Address by President Nelson Mandela to the IOC Evaluation Commission

7 December 1996

Chairman and our guest from the IOC;
Minister of Sports and Recreation;
Archbishop Desmond Tutu;
Chief Executive Officer of the Cape Town 2004 Olympic Bid;
President of NOCSA
Distinguished guests;
Ladies and gentlemen;
Welcome to South Africa and to our wonderful city of Cape Town!

This city grew close to my heart in the 27 years that it hosted me and my colleagues. During the long years on Robben Island - which I believe you visited yesterday - we would look at this beautiful mountain and the city at its feet, wondering what Cape Town might come to mean to us and our people when our nation had achieved democracy.

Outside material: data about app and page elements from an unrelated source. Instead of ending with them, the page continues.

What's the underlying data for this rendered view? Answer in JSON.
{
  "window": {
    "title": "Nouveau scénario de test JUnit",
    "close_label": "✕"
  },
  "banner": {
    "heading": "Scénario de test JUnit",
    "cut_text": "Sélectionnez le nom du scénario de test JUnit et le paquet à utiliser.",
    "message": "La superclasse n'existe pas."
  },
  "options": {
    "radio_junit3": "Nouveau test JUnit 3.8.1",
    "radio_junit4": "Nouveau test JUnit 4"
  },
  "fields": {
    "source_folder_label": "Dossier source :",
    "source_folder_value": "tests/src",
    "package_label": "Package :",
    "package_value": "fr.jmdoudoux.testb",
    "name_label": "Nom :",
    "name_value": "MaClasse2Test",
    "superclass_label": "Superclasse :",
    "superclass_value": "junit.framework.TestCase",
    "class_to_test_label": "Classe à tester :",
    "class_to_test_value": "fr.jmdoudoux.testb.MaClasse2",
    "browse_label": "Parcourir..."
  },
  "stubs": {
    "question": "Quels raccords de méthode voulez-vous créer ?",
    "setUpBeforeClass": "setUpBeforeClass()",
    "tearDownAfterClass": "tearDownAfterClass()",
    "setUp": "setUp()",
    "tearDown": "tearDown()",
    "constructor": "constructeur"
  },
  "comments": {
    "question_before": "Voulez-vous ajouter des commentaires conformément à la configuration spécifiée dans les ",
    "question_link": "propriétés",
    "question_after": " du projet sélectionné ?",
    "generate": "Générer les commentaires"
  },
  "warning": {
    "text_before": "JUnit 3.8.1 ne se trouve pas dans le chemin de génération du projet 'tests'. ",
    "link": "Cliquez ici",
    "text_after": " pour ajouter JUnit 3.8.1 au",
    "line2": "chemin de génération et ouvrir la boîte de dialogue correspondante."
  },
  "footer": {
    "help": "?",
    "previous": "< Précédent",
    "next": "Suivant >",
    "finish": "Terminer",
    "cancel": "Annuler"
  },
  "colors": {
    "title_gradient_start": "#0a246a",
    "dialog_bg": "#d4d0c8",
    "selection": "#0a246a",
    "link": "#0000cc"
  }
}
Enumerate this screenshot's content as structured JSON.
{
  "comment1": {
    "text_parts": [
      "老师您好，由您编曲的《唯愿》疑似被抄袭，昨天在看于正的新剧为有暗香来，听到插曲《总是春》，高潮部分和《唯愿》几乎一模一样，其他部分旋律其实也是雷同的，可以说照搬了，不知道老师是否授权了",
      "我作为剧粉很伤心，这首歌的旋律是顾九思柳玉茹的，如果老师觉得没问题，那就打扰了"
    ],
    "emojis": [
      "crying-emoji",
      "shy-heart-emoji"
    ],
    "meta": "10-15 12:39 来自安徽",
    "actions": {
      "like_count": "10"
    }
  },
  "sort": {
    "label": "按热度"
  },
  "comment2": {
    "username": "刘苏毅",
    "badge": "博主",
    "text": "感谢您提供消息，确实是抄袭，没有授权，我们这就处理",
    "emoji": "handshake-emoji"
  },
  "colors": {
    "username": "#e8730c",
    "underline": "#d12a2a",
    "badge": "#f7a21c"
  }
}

Today we have at least part of the answer - and a very important one at that.

You are here to consider whether Cape Town should be awarded the 2004 Olympic Games. I and my colleagues are here to show just how determined we are to win this Bid, and how serious our government is about it.

Government has already recorded our absolute guarantee of the financial viability of these Games. But today we wish to say to you, as directly as we can: Give us these Games. We are ready for them. They will be good for us. They will be good for Africa. They will be good for the spirit of the Olympic Movement.

The Games will enormously enhance South Africa's interest and attraction throughout the world over the next ten years, ten years of vital importance for our future as we step out of the dark era of apartheid.

They will inject a major stimulus into our drive for growth in pursuit of reconstruction and development. They will be a source of confidence and unity for our people, further cementing the bonds of the new nation we are building.

The Games exemplify the power of sport to consolidate non-racial and international comradeship. It would be a jewel in the crown of our rainbow nation to host the 2004 Olympic Games.

We have no doubt that Cape Town is the right venue for the games. During your stay you will, ladies and gentlemen, sense the pride that South Africans feel in their achievements and their profound allegiance to our new democracy.

Such is the source of our confidence in tackling the problems that we do have and the challenges that we face. Whether it be sustained economic growth; tackling crime; or improving the lives of all our people, our society is mobilised around viable plans and programmes.

The question is sometimes raised as to whether 2004 is not too soon for Cape Town. South Africa is ready. Africa is ready.

There can be few undertakings as complex and detailed as the staging and management of the Olympic Games event. As a government we were careful to ensure that the task was one we could achieve before giving our guarantees. We knew how much was at stake, and we knew how success or failure would affect the world's attitudes towards ourselves and Africa.

I have been asked to make myself available as honorary president of the Cape Town 2004 Olympic Bid. I accept the nomination with great pleasure and I shall be taking an active interest in its progress, now and as we move closer to 2004. I will ensure that I have the time to keep a watchful eye on these young people with all their hope and enthusiasm and energy.

In closing, may I remind you that I do have experience in running such Games. The Robben Island Summer Games were always very successful. But the grounds were a bit poor, and the Athletes' Village was below Olympic standards.

The 2004 Games will be very different. South Africa and her brothers and sisters across the continent are ready for the challenge.

I thank you.

Source: Nelson Mandela Foundation